Working with Storybridge
Not every company will benefit from doing a full handbook in graphic novel format. Lowrance recognizes the importance of keeping legal language intact and creating something that appeals to your existing culture. It may be wise to supplement your traditional handbook with a few illustrations in key sections where they will make the most impact, such as your company’s origin story, DEI policy, or anything your organization is struggling with. Storybridge can help with any and all aspects of the handbook creation process, and Lowrance encourages clients to mine their own resources first to see if you have illustrators on your team or anyone who can help structure the handbook and determine what would work best in graphic novel format.
Before agreeing to work with someone like Lowrance on an innovative new handbook, it’s important to get executives on board and plan the change management aspects of introducing this tool to your employees. Let them know it’s coming well in advance and build excitement so they are prepared to start using the new guide right away. It may take several months to develop a full handbook, so sometimes it makes sense to break it up into separate issues like a serialized comic book that you would publish monthly.
In HR, we get to see a lot of things behind the scenes that other employees don’t: specifically, what happens when policies and procedures are not followed or enforced. The employee handbook is an opportunity to show why these policies matter in a compelling way, how they show up in the workplace and how following these guidelines directly creates a great employee experience. And handbooks are just the beginning; Lowrance believes this new format also has potential applications with training and talent attraction.
Watch the full video of this Mulberry Conversation here and stay tuned for more exciting innovations in HR!
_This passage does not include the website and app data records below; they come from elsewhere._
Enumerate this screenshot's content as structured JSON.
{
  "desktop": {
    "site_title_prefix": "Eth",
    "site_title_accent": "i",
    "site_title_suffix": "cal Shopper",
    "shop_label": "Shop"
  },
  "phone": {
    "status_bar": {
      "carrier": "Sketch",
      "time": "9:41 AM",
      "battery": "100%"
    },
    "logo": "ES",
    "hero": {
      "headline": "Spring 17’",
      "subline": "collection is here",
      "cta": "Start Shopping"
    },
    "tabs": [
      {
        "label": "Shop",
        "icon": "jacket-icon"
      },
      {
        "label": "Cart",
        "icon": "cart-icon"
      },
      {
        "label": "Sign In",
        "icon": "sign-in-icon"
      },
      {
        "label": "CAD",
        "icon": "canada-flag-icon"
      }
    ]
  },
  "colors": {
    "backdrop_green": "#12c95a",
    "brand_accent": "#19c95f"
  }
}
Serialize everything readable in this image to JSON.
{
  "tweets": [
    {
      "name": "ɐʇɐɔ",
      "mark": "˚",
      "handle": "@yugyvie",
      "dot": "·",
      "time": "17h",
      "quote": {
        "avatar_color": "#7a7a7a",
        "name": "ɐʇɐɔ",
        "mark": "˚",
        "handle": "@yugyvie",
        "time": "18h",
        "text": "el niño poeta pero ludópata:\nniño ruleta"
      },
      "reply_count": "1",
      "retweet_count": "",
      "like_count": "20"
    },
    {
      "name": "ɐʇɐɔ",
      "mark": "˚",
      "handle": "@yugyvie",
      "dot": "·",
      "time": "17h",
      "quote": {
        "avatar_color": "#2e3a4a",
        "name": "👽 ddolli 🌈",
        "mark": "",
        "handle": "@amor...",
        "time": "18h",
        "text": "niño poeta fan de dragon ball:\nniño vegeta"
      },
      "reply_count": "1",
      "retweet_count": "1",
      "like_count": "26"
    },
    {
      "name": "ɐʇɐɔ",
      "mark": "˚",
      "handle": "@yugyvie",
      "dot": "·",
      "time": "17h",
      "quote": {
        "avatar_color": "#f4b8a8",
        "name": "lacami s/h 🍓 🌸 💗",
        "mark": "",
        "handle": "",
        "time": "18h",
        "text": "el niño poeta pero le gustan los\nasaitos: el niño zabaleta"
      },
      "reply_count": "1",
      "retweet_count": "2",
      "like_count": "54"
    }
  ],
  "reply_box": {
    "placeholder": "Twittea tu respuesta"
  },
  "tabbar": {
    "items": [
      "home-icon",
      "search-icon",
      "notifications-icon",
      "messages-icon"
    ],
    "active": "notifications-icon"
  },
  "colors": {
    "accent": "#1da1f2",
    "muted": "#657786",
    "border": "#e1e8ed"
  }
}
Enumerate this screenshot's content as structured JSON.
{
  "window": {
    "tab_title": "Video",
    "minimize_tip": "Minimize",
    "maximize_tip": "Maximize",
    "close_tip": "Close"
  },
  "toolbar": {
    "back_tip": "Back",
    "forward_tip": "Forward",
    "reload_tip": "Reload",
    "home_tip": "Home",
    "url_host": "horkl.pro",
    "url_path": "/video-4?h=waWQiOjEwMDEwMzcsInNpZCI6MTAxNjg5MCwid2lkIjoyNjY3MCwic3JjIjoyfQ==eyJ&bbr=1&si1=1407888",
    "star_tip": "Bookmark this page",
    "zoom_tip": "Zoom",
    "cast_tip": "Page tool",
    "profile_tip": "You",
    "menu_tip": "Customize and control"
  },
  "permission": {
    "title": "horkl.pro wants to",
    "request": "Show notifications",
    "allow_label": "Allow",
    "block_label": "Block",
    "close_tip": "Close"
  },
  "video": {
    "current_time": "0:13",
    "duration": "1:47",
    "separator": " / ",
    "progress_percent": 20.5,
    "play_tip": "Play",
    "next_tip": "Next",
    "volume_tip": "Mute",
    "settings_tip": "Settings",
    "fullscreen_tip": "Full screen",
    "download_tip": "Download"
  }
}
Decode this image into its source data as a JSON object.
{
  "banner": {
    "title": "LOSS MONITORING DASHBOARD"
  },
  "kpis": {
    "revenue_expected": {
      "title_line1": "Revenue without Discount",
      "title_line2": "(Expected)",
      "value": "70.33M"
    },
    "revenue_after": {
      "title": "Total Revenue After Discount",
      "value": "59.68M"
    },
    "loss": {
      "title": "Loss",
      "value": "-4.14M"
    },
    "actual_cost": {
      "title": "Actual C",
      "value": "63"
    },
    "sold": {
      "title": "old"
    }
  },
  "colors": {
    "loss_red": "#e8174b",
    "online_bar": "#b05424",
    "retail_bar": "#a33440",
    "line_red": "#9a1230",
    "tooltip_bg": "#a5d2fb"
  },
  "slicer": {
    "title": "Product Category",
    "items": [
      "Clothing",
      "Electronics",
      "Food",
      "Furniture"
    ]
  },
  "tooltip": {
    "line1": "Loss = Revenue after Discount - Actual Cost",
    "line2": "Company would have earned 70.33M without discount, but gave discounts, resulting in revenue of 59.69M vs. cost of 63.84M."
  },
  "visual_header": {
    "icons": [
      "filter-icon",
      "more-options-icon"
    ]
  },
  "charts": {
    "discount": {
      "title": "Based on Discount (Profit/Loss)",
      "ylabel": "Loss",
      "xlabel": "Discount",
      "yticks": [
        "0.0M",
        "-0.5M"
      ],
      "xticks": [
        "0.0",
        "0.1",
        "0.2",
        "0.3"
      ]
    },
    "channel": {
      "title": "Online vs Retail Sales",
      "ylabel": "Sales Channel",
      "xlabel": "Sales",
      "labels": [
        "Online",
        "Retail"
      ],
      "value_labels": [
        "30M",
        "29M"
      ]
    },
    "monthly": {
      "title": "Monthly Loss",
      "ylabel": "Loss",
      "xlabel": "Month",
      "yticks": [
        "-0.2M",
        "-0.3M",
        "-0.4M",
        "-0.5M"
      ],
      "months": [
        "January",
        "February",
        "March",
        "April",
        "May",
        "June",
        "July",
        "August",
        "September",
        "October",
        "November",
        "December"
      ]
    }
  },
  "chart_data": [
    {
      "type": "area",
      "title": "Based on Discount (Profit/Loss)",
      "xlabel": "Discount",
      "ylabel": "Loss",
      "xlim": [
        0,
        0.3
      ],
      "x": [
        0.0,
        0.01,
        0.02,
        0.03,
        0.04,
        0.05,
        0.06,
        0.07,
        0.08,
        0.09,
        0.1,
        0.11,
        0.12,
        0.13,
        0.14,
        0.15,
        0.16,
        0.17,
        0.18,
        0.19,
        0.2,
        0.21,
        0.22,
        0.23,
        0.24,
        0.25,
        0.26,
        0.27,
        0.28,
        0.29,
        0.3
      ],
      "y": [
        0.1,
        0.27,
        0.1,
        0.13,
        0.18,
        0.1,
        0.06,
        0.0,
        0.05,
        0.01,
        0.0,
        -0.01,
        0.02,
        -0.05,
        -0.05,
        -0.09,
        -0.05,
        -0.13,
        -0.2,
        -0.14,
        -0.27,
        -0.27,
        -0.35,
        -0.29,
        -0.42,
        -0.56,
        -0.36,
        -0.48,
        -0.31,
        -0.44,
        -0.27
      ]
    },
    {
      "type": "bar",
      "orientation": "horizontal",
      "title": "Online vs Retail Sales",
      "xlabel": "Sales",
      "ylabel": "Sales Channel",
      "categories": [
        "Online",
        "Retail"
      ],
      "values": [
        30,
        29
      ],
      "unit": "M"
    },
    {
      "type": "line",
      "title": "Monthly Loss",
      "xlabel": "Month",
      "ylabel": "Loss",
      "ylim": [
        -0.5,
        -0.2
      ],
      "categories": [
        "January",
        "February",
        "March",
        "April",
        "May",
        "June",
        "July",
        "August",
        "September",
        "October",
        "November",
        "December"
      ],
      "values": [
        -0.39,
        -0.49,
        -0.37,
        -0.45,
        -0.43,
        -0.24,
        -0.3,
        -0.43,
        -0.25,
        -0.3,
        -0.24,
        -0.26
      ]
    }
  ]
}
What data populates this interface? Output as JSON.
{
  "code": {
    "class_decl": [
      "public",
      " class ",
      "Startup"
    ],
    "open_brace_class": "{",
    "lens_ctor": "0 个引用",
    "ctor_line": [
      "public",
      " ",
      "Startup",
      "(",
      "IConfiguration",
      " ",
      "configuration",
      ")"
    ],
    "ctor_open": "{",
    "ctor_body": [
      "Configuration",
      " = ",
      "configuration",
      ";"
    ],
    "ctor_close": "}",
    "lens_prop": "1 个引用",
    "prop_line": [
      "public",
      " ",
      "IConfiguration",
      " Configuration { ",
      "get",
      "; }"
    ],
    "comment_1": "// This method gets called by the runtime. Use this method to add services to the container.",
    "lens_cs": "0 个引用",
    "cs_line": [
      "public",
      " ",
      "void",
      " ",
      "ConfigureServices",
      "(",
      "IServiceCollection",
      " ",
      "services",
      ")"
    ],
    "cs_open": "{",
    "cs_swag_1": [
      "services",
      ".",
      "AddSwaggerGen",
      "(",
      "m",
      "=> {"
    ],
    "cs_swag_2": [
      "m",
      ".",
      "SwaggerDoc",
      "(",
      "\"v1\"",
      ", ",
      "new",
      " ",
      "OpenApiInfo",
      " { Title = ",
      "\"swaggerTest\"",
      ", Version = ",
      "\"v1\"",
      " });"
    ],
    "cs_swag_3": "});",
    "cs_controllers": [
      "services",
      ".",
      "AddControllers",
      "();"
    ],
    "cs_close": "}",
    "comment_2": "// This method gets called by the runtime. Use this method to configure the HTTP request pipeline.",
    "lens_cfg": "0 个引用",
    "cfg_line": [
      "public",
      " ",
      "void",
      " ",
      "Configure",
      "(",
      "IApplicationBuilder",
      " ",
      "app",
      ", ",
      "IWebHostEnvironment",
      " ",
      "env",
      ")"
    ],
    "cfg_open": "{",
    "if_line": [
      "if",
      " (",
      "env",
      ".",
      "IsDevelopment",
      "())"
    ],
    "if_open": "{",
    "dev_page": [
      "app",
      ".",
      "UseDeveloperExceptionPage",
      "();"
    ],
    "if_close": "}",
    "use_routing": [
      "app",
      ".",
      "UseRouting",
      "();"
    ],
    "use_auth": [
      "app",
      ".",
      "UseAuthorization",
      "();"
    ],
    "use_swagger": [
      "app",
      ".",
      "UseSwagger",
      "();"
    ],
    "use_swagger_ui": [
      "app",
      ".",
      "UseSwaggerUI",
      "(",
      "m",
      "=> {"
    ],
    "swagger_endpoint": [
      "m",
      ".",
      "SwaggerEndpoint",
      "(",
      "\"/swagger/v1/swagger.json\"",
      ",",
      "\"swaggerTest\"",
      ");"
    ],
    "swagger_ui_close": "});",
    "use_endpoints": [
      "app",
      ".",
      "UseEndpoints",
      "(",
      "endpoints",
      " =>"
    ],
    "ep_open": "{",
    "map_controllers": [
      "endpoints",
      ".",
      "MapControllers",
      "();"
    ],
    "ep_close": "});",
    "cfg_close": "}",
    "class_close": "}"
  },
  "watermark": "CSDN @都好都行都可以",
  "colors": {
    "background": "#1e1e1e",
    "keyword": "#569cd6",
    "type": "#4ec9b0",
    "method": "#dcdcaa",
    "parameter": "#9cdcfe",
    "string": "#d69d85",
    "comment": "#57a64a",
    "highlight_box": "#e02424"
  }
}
If your company is looking to onboard an HR team that can update your onboarding process for today’s talent, let’s get in touch!